In 1968, Alighiero Boetti inserted the conjunction "e" ("and" in Italian) between
his first and last names, doubling his identity into a conceptual duo known from
then on as "Alighiero e Boetti." This gesture introduced the principles of duplication
and multiplication that would be manifest in nearly all of his works thereafter, in a
perpetual "quest of happy coincidences."1
Boetti’s appetite for serendipity led him to leave Italy and travel to Afghanistan in 1971 at the age of thirty. It was during this initial month-long stay that he first commissioned Afghan craftswomen at an embroidery school to make tapestry-woven kilims, and conceived of his most extensive serial work, Mappa del Mondo(Map of the World). The embroideries, which varied in style, scale, and background colors, were based on an academic atlas that he altered by hand, coloring the geographic areas of each country with their national flags, merging formal coincidences with political alliances. In addition to the atlas, Boetti also provided sentences for the artisans to transcribe around the margins, each letter placed inside a single square.
In the case of Mappa (Map) (1972), the text on the upper border reads "METTERE AL MONDO IL MONDO" ("Bringing the World into the World"). Across the bottom edge, the inscription functions as a legend to the sewn image—"Alighiero e Boetti are in Kabul in autumn 1000 nine 100 seventy 2 three four"—while the letters on the left edge list the phonetic spelling, in Italian, of the first ten letters of the alphabet, playfully emphasizing the plural tense of his new identity.

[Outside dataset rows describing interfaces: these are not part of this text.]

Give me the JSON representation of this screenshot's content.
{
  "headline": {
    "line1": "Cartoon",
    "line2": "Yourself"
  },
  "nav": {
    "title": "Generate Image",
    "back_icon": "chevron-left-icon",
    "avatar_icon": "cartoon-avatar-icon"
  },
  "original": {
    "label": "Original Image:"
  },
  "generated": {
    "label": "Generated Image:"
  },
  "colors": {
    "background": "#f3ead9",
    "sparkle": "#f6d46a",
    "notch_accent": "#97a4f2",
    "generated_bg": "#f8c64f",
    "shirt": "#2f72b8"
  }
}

The selection and execution of border inscriptions for each Mappa also estab-lished Boetti’s consideration that language could visually function on its own. He created a second group of text-based embroideries known as Arazzi (Tapestries) or Quadratini (Small Squares), which depict sixteen-letter sentences drawn from puns and phrases and arranged into a square. Boetti termed this process "squaring language." In the embroidery Ammazzare il tempo(To Kill Time) (1978), he placed the words to be read from top to bottom, totaling a hundred variations of the popular expression for coping with boredom. The theme of time, a prevalent motif in Boetti’s repertoire, is deliberately objectified in the manual realization of each tapestry, a production that required multiple embroiderers and took up to two years to complete.

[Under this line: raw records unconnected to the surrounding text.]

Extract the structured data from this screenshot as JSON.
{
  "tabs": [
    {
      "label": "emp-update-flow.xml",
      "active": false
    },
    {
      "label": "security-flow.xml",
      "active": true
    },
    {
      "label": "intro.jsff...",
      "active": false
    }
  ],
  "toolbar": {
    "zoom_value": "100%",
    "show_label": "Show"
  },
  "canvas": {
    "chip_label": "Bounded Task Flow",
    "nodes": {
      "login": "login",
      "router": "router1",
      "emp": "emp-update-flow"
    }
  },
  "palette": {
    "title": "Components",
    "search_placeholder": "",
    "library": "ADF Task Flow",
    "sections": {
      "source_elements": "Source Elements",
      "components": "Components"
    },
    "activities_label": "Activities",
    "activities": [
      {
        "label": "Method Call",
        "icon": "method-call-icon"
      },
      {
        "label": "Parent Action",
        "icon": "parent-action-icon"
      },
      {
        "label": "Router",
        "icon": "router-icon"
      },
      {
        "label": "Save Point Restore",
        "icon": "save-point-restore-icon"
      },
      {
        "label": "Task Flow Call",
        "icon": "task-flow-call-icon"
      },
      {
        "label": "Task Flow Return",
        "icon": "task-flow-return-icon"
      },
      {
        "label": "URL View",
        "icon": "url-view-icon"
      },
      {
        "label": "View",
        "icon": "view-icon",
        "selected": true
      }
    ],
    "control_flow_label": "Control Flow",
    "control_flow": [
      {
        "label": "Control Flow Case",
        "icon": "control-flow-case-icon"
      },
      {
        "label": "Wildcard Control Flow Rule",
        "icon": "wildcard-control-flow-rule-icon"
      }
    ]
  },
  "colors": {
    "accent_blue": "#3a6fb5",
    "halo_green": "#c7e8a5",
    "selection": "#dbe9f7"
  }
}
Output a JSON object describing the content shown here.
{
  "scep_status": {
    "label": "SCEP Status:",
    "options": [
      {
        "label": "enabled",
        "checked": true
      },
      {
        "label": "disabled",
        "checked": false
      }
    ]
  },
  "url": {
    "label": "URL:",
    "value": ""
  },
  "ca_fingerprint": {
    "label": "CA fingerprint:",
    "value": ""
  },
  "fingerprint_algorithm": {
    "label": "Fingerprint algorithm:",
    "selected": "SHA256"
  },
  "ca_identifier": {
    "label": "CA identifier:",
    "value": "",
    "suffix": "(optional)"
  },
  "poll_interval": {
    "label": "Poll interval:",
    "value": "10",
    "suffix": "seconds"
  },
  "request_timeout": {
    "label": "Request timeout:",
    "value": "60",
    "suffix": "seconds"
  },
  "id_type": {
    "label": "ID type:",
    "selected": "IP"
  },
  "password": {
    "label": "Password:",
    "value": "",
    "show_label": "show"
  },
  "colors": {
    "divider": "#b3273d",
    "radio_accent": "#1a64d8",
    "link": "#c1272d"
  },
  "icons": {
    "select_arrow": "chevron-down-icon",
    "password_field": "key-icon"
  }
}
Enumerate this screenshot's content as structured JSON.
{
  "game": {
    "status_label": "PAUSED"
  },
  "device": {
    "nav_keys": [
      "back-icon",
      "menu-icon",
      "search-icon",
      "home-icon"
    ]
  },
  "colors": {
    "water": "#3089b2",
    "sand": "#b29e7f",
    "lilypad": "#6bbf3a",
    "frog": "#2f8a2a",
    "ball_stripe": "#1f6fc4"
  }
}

By the time Boetti was invited to have his first one-person exhibition in New York City at John Weber Gallery, he had carried out an epic action on an unprecedented scale that involved the circulation of 5,040 envelopes through the Italian postal service. Similarly to Mappa, Untitled–Victoria Boogie Woogie (1972) expands on the idea of charting geographies and Boetti’s fascination with classifications, in this instance through a topographic picture plane of traces and evidence from the commute traversed by each envelope. The envelopes, which he addressed to himself over a period of two years from various cities in Italy, required purchasing a total of 35,280 postage stamps. Using the standard postage, Boetti selected seven different colors and values that, combined, added up to 200 Italian lire, the cost of mailing a letter in the mainland. In total, he achieved 5,040 different combinations without a single repetition. Framed in 42 groups of 120 each, the envelopes created a grid of horizontal and rectilinear sequences, illuminating the title’s reference to Piet Mondrian’s Victory Boogie Woogie (1942–44).

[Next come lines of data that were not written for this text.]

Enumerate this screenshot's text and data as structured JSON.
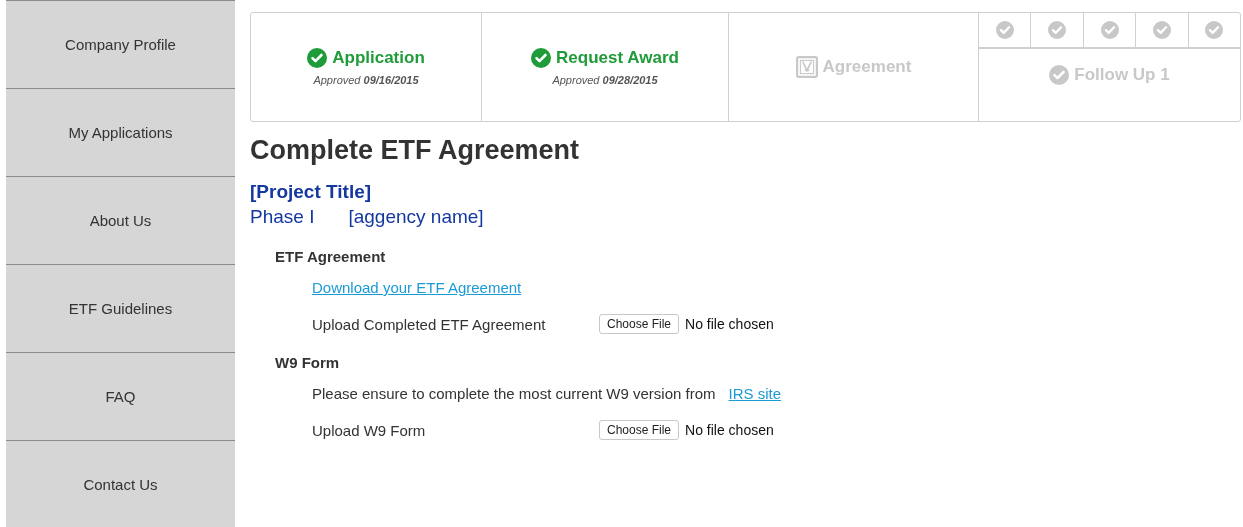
{
  "sidebar": {
    "items": [
      {
        "label": "Company Profile",
        "selected": false
      },
      {
        "label": "My Applications",
        "selected": false
      },
      {
        "label": "About Us",
        "selected": false
      },
      {
        "label": "ETF Guidelines",
        "selected": false
      },
      {
        "label": "FAQ",
        "selected": false
      },
      {
        "label": "Contact Us",
        "selected": false
      }
    ]
  },
  "steps": [
    {
      "kind": "done",
      "label": "Application",
      "note": "Approved **09/16/2015**"
    },
    {
      "kind": "done",
      "label": "Request Award",
      "note": "Approved **09/28/2015**"
    },
    {
      "kind": "pending",
      "label": "Agreement"
    },
    {
      "kind": "followup",
      "label": "Follow Up 1",
      "done": false,
      "checkpoints": [
        {
          "done": false
        },
        {
          "done": false
        },
        {
          "done": false
        },
        {
          "done": false
        },
        {
          "done": false
        }
      ]
    }
  ],
  "page_title": "Complete ETF Agreement",
  "project_title": "[Project Title]",
  "phase": "Phase I",
  "agency": "[aggency name]",
  "sections": [
    {
      "heading": "ETF Agreement",
      "rows": [
        {
          "kind": "link",
          "link": "Download your ETF Agreement"
        },
        {
          "kind": "upload",
          "label": "Upload Completed ETF Agreement",
          "button": "Choose File",
          "status": "No file chosen"
        }
      ]
    },
    {
      "heading": "W9 Form",
      "rows": [
        {
          "kind": "note",
          "text": "Please ensure to complete the most current W9 version from",
          "link": "IRS site"
        },
        {
          "kind": "upload",
          "label": "Upload W9 Form",
          "button": "Choose File",
          "status": "No file chosen"
        }
      ]
    }
  ]
}
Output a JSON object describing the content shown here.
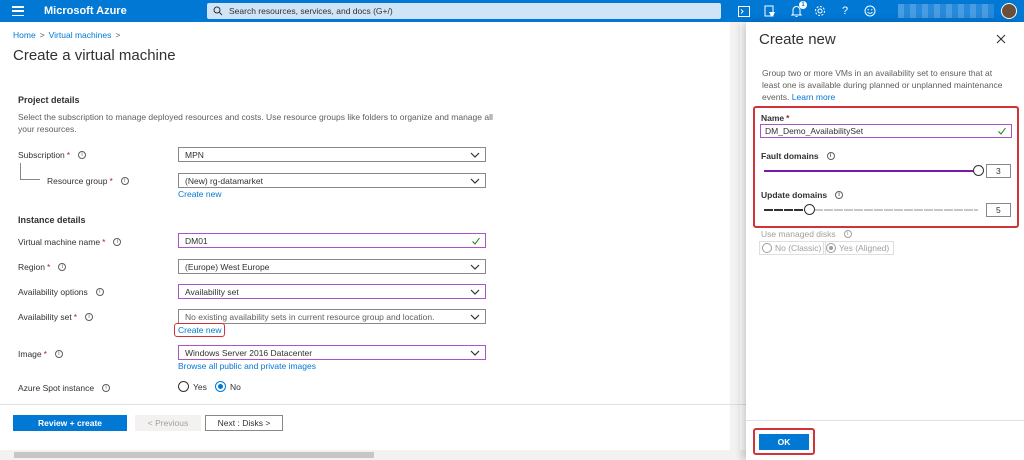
{
  "topbar": {
    "brand": "Microsoft Azure",
    "search_placeholder": "Search resources, services, and docs (G+/)",
    "notification_count": "1",
    "color": "#0078d4"
  },
  "breadcrumb": {
    "items": [
      "Home",
      "Virtual machines"
    ]
  },
  "page_title": "Create a virtual machine",
  "project": {
    "title": "Project details",
    "description": "Select the subscription to manage deployed resources and costs. Use resource groups like folders to organize and manage all your resources.",
    "subscription_label": "Subscription",
    "subscription_value": "MPN",
    "resource_group_label": "Resource group",
    "resource_group_value": "(New) rg-datamarket",
    "create_new": "Create new"
  },
  "instance": {
    "title": "Instance details",
    "vm_name_label": "Virtual machine name",
    "vm_name_value": "DM01",
    "region_label": "Region",
    "region_value": "(Europe) West Europe",
    "availability_options_label": "Availability options",
    "availability_options_value": "Availability set",
    "availability_set_label": "Availability set",
    "availability_set_placeholder": "No existing availability sets in current resource group and location.",
    "create_new": "Create new",
    "image_label": "Image",
    "image_value": "Windows Server 2016 Datacenter",
    "browse_images": "Browse all public and private images",
    "spot_label": "Azure Spot instance",
    "spot_yes": "Yes",
    "spot_no": "No"
  },
  "footer": {
    "review_create": "Review + create",
    "previous": "< Previous",
    "next": "Next : Disks >"
  },
  "panel": {
    "title": "Create new",
    "description": "Group two or more VMs in an availability set to ensure that at least one is available during planned or unplanned maintenance events.",
    "learn_more": "Learn more",
    "name_label": "Name",
    "name_value": "DM_Demo_AvailabilitySet",
    "fault_label": "Fault domains",
    "fault_value": "3",
    "fault_max": 3,
    "update_label": "Update domains",
    "update_value": "5",
    "update_max": 20,
    "managed_label": "Use managed disks",
    "managed_no": "No (Classic)",
    "managed_yes": "Yes (Aligned)",
    "ok": "OK",
    "accent": "#7719aa",
    "highlight": "#d13438"
  }
}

This strategy of formulating a game of logic and randomness was further developed in Opera Postale(Postal Work) (1980), a series of 205 works on paper displayed alongside the envelopes used for their postage from Rome to Tokyo (March 11–May 21, 1980). Addressed to Akao Art Agency, the gallery where the artist was scheduled to have an exhibition that summer, the number of stamps used followed a simple mathematical sequence, increasing in each grouping to add the total value of 1,000 lire. Once again, the act of sending a letter becomes a study of numerical progressions and multiplications as they display in time and travel. While the envelopes convey a laborious, programmatic process, each of the accompanying works on paper playfully capture the artist’s surroundings, pairing the complex structure of order and the happenstance nature of disorder.
1. Bonito Oliva, Achille, "Interview with Alighiero Boetti–Milan, 1973" in When 1 is 2: The Art of Alighiero e Boetti, ed. by Paola Morsiani (Houston: Contemporary Art Museum, 2002): 93